ACTION ITEM: Among the entries, find each line that includes the string "EURUSD" and list it.

THE RECORDS:
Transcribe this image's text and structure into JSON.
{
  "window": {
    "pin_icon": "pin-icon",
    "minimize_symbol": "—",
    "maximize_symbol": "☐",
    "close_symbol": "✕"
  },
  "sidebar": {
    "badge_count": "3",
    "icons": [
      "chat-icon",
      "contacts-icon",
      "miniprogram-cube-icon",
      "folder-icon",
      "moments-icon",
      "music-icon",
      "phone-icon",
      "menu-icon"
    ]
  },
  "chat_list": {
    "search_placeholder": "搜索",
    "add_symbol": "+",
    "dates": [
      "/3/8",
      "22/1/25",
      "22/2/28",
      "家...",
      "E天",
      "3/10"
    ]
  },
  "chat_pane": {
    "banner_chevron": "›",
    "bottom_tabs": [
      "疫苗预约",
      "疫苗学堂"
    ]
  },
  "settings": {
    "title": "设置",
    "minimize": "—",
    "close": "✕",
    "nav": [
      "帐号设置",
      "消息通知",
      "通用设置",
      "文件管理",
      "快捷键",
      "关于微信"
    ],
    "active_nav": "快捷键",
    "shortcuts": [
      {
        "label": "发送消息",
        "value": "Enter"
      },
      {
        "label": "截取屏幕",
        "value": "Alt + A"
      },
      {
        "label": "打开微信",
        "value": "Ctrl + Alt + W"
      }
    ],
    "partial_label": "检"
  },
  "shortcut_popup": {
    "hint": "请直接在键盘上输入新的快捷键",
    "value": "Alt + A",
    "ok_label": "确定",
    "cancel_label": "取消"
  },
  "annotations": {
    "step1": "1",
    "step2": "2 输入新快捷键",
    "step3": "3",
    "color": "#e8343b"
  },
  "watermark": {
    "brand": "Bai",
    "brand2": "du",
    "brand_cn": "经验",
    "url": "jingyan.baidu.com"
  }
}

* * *

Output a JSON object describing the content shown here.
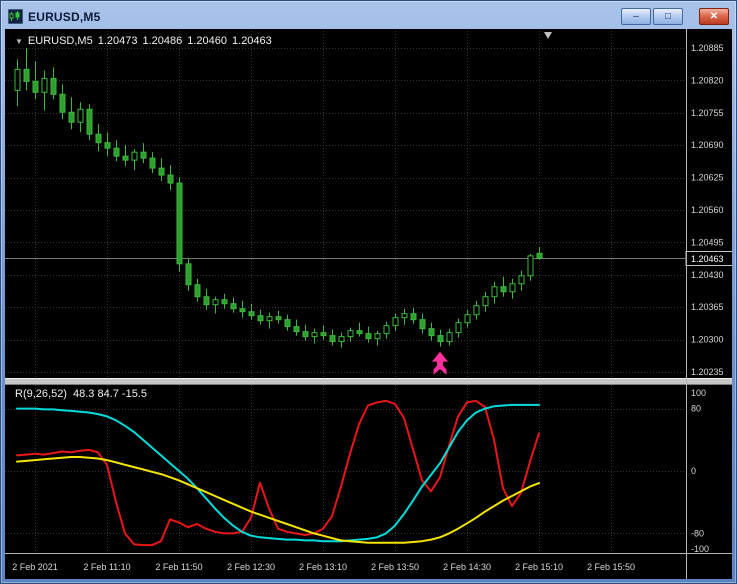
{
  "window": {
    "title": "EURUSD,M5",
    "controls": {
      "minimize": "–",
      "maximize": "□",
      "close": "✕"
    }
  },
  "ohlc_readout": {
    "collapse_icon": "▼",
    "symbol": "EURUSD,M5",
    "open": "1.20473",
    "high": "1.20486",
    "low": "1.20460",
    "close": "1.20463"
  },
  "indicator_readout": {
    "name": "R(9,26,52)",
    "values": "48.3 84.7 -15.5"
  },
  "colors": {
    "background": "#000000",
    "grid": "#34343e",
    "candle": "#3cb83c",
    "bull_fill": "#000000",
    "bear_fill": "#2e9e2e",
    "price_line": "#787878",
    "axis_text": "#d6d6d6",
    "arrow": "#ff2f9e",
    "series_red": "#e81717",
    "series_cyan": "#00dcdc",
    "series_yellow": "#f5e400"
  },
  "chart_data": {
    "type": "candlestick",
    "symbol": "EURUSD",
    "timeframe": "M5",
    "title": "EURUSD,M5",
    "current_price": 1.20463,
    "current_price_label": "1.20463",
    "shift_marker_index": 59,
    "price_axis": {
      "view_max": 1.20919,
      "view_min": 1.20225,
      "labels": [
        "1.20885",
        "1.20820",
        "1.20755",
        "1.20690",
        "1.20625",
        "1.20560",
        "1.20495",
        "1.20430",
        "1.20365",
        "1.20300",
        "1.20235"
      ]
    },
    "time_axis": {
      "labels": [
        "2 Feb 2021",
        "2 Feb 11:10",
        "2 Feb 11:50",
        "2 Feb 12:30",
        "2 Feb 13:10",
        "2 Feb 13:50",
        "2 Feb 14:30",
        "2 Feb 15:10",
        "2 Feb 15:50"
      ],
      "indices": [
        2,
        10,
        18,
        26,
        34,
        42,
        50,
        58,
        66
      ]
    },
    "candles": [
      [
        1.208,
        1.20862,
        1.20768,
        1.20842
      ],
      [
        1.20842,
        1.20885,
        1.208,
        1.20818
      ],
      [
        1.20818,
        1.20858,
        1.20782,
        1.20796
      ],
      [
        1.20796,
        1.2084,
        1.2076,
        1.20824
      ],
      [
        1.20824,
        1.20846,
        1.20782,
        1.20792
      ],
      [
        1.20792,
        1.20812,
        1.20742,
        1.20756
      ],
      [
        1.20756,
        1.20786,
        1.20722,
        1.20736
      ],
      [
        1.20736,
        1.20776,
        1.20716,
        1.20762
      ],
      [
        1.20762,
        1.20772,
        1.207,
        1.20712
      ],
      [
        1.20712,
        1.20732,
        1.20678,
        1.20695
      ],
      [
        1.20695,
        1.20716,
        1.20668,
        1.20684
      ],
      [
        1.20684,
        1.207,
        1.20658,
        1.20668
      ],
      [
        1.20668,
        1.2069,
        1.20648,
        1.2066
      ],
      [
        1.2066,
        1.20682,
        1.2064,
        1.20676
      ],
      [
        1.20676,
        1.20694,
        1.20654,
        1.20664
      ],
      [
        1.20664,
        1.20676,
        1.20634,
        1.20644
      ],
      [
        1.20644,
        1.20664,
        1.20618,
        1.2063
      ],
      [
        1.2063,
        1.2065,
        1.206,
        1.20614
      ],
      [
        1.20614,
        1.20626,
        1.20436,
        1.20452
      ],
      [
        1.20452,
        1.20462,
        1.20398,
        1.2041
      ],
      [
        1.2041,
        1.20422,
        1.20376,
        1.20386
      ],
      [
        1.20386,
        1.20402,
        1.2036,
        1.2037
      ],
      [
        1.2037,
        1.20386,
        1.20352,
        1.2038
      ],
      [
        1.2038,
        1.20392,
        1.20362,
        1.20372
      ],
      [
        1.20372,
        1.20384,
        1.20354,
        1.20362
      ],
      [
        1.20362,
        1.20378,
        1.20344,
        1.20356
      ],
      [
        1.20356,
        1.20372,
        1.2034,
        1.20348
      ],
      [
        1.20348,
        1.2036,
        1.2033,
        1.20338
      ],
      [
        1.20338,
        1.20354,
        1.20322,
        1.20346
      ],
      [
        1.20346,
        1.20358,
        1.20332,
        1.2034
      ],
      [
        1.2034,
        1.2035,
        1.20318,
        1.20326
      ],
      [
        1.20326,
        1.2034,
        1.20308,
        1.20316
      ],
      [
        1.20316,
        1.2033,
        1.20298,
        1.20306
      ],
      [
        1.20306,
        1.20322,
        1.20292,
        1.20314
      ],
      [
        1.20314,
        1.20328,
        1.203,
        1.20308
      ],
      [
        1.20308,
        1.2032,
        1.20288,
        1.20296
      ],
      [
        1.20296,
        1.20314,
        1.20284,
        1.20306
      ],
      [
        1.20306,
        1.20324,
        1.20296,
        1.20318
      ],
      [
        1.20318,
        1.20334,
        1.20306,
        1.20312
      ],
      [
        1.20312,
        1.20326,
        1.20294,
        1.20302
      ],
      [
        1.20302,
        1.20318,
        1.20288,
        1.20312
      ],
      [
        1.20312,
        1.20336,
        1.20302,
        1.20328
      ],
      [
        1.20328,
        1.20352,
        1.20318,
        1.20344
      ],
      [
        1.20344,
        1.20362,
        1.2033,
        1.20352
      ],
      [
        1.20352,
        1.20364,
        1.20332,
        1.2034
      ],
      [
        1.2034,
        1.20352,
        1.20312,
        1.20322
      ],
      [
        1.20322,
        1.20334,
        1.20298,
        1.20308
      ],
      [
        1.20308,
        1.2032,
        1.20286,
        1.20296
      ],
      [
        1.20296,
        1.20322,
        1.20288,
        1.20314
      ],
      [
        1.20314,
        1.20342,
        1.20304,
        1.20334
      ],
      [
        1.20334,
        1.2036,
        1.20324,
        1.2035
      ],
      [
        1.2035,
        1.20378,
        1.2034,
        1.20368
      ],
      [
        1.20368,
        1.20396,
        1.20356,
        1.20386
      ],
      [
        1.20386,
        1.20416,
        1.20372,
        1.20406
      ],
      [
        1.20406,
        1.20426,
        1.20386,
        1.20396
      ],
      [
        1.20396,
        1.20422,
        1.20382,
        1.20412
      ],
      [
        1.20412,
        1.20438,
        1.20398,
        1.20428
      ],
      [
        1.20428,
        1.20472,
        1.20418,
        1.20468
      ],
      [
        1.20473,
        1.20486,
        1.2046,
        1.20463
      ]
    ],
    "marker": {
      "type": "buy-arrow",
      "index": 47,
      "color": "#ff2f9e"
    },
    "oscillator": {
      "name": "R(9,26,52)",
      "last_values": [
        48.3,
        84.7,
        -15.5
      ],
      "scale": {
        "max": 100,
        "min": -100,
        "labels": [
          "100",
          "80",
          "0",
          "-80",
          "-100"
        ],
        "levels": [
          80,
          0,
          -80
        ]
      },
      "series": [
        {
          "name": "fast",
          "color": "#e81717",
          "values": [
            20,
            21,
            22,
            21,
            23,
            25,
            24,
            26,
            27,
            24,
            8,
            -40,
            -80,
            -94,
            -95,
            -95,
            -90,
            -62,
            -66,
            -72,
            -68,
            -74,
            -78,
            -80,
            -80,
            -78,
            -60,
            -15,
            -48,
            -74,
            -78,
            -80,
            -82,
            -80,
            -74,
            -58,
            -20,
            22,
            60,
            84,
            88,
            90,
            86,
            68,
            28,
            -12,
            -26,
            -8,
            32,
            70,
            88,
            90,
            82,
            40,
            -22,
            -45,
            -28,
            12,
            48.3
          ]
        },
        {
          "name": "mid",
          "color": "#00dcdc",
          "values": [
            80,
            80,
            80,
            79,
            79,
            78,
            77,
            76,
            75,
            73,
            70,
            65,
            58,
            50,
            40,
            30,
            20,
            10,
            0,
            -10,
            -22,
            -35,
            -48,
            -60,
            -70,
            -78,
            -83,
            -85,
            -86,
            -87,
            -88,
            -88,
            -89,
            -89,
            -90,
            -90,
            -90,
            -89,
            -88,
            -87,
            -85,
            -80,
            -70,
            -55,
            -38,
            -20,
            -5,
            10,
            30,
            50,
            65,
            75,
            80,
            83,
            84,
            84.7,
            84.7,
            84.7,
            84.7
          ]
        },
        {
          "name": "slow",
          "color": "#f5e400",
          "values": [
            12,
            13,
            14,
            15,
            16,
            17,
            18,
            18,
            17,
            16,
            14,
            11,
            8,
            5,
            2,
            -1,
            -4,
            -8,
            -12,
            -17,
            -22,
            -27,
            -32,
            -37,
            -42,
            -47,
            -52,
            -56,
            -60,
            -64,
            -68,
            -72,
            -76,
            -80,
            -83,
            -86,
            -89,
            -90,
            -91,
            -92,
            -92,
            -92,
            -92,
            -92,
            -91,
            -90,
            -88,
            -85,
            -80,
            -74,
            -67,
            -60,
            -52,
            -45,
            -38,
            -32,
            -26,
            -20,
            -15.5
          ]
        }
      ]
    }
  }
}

SOLUTION TO THE PROBLEM:
    "title": "EURUSD,M5",
    "symbol": "EURUSD,M5",
    "symbol": "EURUSD",
    "title": "EURUSD,M5",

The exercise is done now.